--- AVAILABLE DATA Enclosed Below ---

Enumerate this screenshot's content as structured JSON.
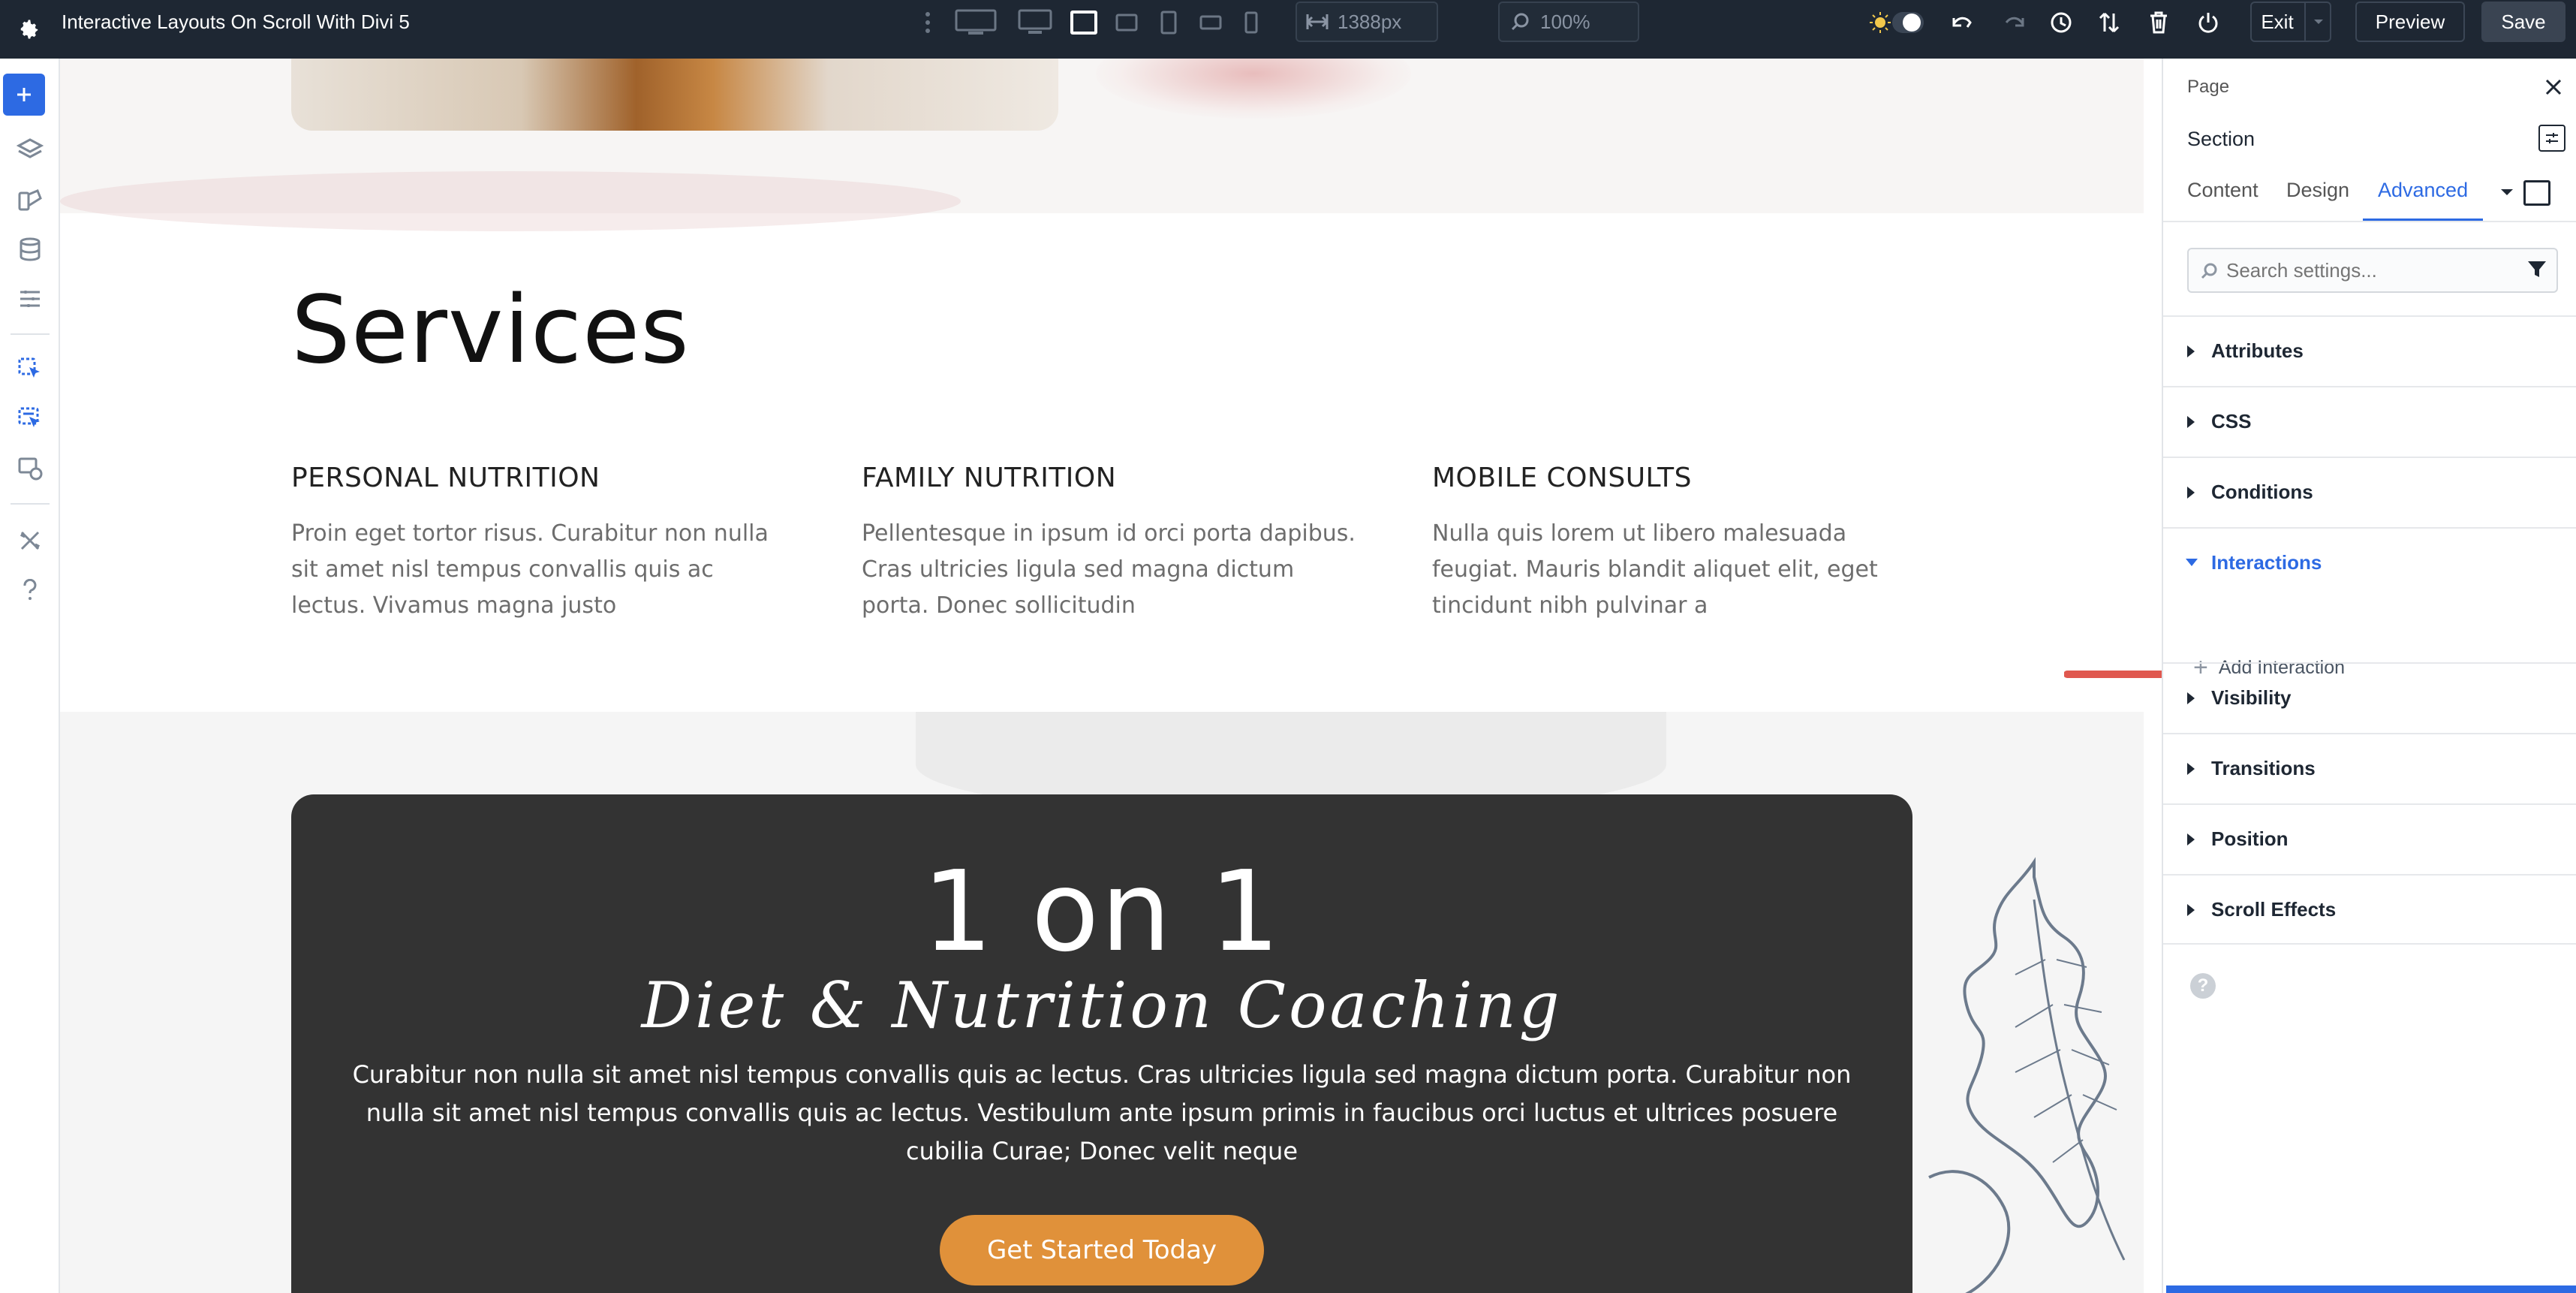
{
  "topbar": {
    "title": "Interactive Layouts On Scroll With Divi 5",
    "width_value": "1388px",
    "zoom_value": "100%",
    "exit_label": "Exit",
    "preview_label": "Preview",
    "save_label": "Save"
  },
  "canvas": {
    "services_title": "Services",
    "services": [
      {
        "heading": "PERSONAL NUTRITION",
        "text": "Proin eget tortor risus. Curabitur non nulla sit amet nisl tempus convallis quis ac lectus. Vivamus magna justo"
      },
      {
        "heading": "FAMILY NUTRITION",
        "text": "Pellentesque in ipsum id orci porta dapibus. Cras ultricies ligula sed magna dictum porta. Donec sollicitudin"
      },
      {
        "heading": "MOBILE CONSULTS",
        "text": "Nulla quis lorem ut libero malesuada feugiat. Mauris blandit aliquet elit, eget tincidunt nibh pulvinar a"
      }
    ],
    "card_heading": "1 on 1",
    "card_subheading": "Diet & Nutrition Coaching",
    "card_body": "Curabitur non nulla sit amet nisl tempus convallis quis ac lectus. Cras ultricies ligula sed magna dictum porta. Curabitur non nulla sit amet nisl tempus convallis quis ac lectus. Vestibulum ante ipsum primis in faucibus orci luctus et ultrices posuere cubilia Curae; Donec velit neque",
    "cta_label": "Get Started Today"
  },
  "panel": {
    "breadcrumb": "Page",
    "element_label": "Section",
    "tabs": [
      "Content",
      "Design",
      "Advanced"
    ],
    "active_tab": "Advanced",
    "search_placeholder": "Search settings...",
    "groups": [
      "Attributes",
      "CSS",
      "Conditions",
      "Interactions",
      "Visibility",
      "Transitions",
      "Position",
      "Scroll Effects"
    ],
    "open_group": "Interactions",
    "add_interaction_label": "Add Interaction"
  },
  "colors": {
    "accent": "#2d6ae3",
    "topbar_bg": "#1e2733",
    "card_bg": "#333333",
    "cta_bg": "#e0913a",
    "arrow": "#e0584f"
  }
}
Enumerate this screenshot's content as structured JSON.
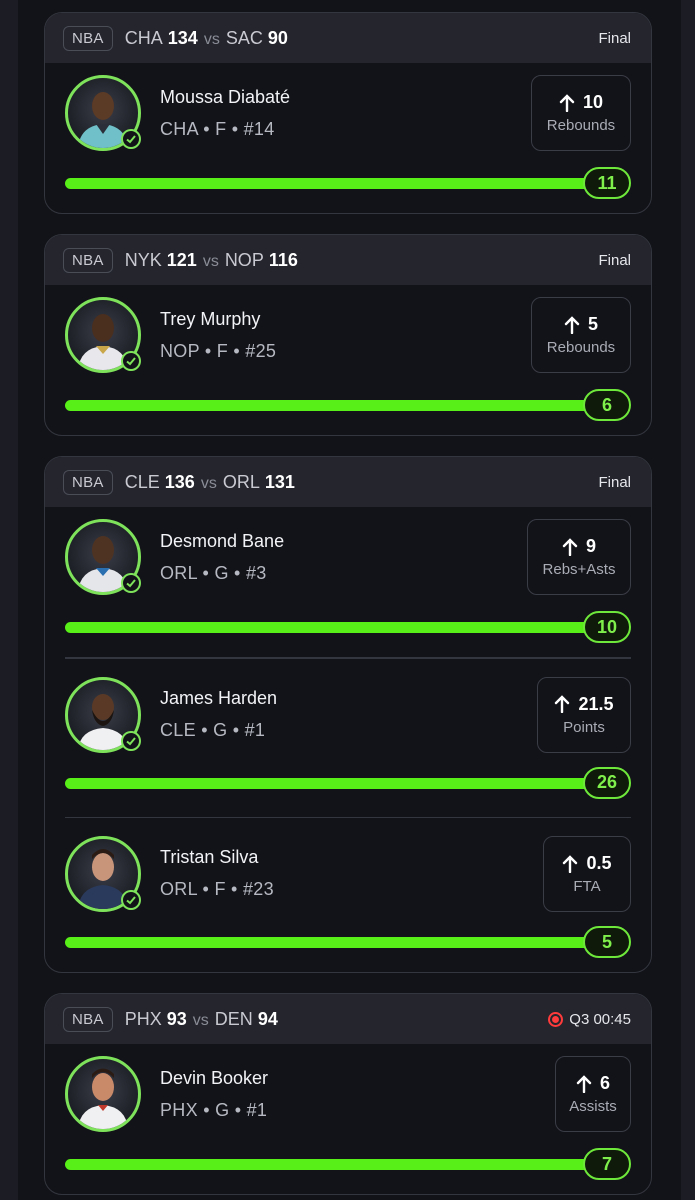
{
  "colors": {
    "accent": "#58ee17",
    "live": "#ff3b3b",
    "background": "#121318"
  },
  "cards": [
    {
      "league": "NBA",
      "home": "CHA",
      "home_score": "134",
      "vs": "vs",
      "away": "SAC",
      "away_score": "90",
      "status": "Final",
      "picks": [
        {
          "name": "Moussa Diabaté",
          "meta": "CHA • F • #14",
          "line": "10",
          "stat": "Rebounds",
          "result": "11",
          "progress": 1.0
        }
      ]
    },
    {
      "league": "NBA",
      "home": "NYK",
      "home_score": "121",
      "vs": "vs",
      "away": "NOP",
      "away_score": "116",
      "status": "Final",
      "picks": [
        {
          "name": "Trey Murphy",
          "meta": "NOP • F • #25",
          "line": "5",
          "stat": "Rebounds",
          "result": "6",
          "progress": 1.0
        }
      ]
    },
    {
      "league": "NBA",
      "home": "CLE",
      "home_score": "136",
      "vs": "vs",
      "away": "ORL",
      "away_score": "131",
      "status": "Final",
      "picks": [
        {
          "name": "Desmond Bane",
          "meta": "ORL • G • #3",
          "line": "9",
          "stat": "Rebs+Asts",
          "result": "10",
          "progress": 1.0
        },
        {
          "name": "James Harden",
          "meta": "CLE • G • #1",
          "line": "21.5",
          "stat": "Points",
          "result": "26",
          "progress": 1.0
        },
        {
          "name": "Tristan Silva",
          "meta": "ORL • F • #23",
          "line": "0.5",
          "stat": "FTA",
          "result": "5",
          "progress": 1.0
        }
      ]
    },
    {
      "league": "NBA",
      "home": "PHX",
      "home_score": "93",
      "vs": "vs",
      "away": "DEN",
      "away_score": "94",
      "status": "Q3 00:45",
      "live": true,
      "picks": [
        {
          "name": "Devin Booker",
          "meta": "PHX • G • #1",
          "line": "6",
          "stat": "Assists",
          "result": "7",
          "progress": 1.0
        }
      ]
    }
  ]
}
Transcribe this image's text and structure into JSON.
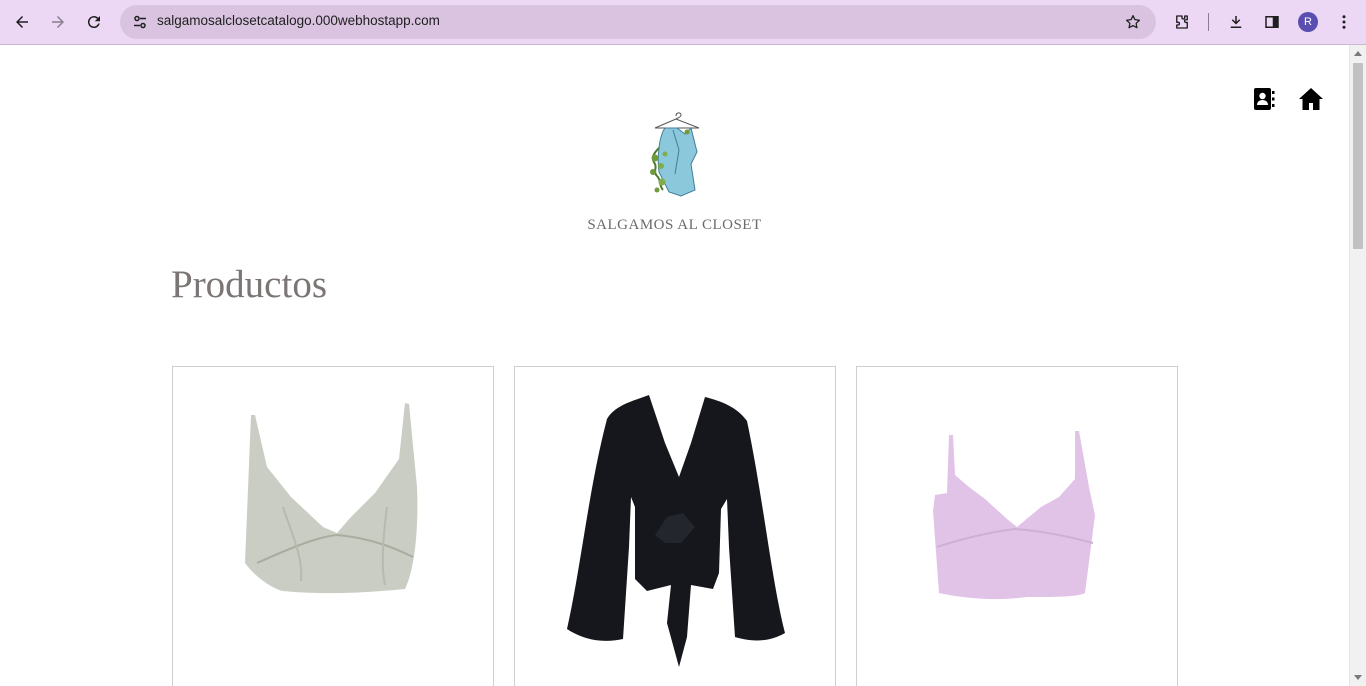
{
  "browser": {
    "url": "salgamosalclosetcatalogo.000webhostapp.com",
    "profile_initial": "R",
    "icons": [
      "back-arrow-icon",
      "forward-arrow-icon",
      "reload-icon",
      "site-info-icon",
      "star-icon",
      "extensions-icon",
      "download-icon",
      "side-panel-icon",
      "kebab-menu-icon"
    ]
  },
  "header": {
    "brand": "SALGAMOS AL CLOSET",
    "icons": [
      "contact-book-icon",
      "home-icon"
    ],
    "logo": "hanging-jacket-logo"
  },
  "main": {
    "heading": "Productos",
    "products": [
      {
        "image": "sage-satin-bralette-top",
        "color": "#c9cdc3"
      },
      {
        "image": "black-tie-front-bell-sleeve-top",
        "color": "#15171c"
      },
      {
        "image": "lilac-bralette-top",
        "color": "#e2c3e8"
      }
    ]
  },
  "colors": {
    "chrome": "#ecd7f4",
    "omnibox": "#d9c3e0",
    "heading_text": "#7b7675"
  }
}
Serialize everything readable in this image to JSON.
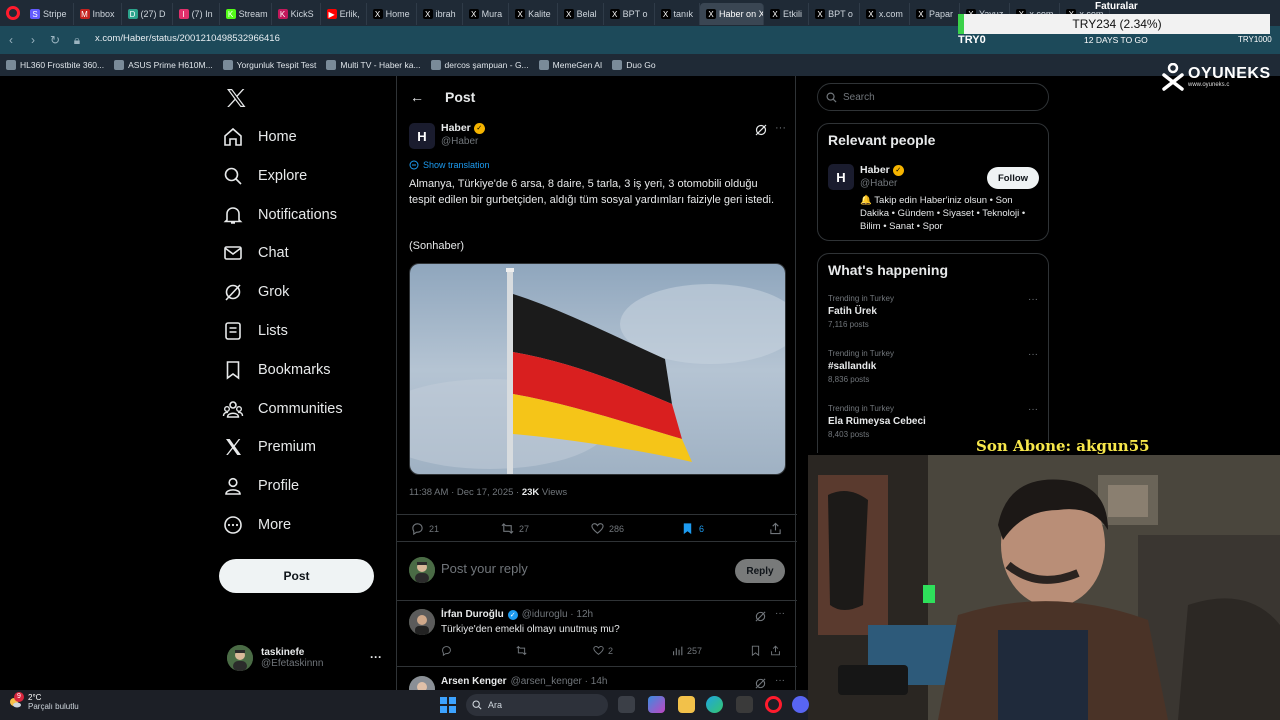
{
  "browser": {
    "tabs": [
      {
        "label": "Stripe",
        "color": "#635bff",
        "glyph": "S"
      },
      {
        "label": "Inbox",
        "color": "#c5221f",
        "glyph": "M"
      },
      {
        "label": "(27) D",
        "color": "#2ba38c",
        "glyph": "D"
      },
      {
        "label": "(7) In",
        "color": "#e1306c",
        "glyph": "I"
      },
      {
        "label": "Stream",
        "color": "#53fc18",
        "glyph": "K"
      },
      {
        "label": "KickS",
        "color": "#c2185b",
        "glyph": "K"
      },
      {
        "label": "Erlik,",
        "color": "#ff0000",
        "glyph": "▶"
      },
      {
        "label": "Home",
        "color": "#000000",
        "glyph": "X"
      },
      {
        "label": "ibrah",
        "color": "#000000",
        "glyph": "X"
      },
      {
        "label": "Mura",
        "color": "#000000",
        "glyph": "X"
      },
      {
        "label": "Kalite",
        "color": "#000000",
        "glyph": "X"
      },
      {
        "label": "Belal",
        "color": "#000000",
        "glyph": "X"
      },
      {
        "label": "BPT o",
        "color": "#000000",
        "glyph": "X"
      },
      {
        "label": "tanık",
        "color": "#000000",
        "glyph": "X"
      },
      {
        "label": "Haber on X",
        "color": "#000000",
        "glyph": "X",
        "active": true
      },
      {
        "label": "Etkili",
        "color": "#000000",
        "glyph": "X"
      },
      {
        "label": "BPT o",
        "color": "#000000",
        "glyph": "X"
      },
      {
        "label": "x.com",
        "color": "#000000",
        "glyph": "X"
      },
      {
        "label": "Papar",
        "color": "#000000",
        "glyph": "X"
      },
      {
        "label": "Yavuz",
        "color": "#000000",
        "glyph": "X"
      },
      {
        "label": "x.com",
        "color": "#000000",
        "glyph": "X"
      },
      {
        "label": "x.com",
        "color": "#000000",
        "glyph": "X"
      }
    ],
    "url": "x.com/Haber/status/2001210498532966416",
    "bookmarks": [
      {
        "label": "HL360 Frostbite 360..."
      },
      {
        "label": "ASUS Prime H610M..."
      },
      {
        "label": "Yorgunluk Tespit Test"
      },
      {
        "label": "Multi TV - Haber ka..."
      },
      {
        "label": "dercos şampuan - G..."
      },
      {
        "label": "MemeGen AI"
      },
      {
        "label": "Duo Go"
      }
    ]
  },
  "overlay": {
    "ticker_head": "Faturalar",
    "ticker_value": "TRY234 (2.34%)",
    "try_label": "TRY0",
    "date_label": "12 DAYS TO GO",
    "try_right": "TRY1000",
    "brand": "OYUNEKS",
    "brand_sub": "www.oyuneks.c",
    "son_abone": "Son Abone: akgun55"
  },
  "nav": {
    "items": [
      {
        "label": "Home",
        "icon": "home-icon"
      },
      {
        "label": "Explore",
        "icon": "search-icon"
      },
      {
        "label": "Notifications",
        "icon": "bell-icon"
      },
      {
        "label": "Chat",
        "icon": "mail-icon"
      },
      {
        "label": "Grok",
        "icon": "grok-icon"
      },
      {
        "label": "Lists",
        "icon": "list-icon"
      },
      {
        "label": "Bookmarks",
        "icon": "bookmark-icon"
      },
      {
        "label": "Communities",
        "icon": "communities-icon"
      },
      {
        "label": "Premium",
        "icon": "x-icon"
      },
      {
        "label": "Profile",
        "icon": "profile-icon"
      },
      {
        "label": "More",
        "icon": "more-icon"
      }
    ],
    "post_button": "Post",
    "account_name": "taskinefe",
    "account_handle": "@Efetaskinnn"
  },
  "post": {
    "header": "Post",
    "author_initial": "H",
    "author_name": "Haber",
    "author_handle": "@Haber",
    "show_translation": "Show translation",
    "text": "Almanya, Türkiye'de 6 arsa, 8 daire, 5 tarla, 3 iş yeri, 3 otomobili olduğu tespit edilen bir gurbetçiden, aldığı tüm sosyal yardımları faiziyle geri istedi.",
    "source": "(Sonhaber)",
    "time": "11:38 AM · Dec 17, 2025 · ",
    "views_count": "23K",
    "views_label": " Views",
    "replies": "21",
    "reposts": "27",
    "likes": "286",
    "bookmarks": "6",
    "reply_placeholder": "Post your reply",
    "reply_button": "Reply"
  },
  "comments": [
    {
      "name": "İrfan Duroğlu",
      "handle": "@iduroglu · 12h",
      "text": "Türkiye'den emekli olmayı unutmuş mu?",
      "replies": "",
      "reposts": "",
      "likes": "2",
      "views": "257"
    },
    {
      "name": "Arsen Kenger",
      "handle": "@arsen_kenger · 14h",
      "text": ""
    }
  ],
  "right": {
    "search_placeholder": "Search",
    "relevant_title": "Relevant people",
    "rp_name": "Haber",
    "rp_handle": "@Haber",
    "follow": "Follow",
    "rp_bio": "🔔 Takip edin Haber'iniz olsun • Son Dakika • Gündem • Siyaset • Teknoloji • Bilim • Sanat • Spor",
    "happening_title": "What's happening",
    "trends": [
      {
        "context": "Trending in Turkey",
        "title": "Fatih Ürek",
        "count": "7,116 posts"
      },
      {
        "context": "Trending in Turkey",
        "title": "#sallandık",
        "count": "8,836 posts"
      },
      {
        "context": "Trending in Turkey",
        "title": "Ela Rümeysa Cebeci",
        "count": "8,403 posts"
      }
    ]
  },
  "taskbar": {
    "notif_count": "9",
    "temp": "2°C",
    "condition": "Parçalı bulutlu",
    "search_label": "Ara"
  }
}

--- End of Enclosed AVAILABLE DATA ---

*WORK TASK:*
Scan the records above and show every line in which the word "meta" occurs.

*RESPONSE AREA:*
          "meta": "CHA • F • #14",
          "meta": "NOP • F • #25",
          "meta": "ORL • G • #3",
          "meta": "CLE • G • #1",
          "meta": "ORL • F • #23",
          "meta": "PHX • G • #1",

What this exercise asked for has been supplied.